    • Darryl Roy

      For perspective, breast cancer accounts for only 3.3 out of 100 deaths among American women. Cardiovascular diseases accounted for 10 fold the number of deaths. (

      I think these two papers are worth perusing:

      Sun, Qi, et al. “Alcohol consumption at midlife and successful ageing in women: a prospective cohort analysis in the nurses’ health study.” PLoS medicine 8.9 (2011): e1001090.

      Women who drank moderately (and even daily) had a better chance of living to 70 without a medical history of serious diseases (cancer, diabetes, cardiovascular disease and stroke, Parkinson’s, MS, etc.), loss of cognitive function, disability, or mental illness. This measure aggregates a whole range of potential health setbacks.

      And on the other side:

      Britton, A., M. G. Marmot, and M. Shipley. “Who benefits most from the cardioprotective properties of alcohol consumption—health freaks or couch potatoes?.” J EPIDEMIOL COMMUN H 62.10 (2008): 905-908.

      Physically active non-smoking women with healthy diets didn’t get the heart/stroke risk benefit from alcohol seen in the general population.

  • Daniel Wagle

    I have started to have some tooth problems and I started to swish with salt water instead of the alcohol based mouthwash. I find the salt water is far more soothing than the alcohol based mouthwash, which is very irritating. Is salt water the best thing to swish one’s mouth with? I do use sea salt and of course don’t drink the salt water.

    • Tania

      The best thing to swish is organic coconut oil

      • Daniel Wagle

        Thanks, and what I found on the Web about “oil pulling” which I think you are referring to is very interesting.

  • Toni

    Hello, what about kefir? when you leave it several days it generates a little of alcohol , may be less than 1% but it’s alcohol

  • Marge

    I heard Dr. Oz recommend a glass of beer per day as being beneficial.
    I think that was irresponsible. Some don’t want to stop at one glass. And with the information in this video, it would be best to avoid all alcohol and go plant-based.

  • Rahn Kim

    How about grape juice?

  • Melissa Hoffman

    I wonder if this casts a totally different light on the use of alcohol based herbal tinctures. What do you think?

  • Avi

    How bad it is if I am using Listerine day and night, every day?
    And is it possible that it effects the liver?

  • Margaret

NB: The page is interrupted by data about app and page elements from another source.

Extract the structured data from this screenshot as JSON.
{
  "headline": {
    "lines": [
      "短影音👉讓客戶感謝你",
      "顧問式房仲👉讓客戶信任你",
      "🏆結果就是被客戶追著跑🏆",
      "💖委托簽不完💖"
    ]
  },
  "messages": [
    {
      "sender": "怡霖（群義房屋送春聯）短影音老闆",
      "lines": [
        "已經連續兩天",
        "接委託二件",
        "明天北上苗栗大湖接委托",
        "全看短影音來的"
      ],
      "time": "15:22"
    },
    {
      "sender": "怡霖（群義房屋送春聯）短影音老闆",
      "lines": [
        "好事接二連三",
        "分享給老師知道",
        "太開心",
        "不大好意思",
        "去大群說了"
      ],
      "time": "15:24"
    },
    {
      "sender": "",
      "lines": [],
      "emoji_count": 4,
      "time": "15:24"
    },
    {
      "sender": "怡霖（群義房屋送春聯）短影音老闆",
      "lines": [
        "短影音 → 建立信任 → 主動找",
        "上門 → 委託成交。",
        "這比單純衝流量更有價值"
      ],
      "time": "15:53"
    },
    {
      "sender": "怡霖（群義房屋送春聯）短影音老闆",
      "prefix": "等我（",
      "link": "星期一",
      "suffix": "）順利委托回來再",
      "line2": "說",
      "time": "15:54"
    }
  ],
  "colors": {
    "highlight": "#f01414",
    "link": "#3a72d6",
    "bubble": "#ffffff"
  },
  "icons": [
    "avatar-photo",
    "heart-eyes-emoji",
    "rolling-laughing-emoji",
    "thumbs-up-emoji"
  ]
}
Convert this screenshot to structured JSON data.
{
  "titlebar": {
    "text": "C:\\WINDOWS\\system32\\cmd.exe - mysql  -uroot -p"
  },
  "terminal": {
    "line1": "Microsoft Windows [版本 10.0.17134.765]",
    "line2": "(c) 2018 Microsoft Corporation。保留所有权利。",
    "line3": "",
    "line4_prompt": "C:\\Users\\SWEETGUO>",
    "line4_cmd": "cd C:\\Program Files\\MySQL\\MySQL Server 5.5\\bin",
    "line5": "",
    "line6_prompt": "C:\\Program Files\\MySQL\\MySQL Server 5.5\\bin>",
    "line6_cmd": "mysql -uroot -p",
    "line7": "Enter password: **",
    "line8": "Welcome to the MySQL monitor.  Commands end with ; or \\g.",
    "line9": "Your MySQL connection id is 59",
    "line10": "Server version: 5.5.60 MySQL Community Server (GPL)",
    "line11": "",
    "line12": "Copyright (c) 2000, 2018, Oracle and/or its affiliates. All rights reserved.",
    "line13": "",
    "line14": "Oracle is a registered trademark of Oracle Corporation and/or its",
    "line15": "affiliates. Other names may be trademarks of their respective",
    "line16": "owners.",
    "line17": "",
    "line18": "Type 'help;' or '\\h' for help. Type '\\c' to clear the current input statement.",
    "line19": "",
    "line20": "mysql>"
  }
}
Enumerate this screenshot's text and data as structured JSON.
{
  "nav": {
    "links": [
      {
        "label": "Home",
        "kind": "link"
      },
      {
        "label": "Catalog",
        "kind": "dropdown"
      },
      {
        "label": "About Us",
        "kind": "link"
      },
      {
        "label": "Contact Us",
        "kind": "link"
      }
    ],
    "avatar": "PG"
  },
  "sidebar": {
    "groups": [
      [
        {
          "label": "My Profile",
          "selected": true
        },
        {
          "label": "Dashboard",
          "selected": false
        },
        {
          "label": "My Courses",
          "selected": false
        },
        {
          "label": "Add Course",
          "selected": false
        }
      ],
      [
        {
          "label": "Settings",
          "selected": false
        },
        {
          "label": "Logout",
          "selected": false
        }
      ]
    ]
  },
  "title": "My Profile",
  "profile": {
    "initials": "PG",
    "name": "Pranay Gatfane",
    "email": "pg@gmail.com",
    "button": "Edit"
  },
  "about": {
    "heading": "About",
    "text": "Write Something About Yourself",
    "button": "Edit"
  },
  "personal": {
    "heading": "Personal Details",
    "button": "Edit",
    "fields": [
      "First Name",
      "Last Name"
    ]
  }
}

    The teetotalers in the studies showing the J shaped curve may have been people who had a history of alcohol dependence. They also may have been abstaining because of other health problems such as liver disease. They need to re-do those studies, excluding those with a history of alcohol related diseases, and controlling adequately for other health-related behaviors.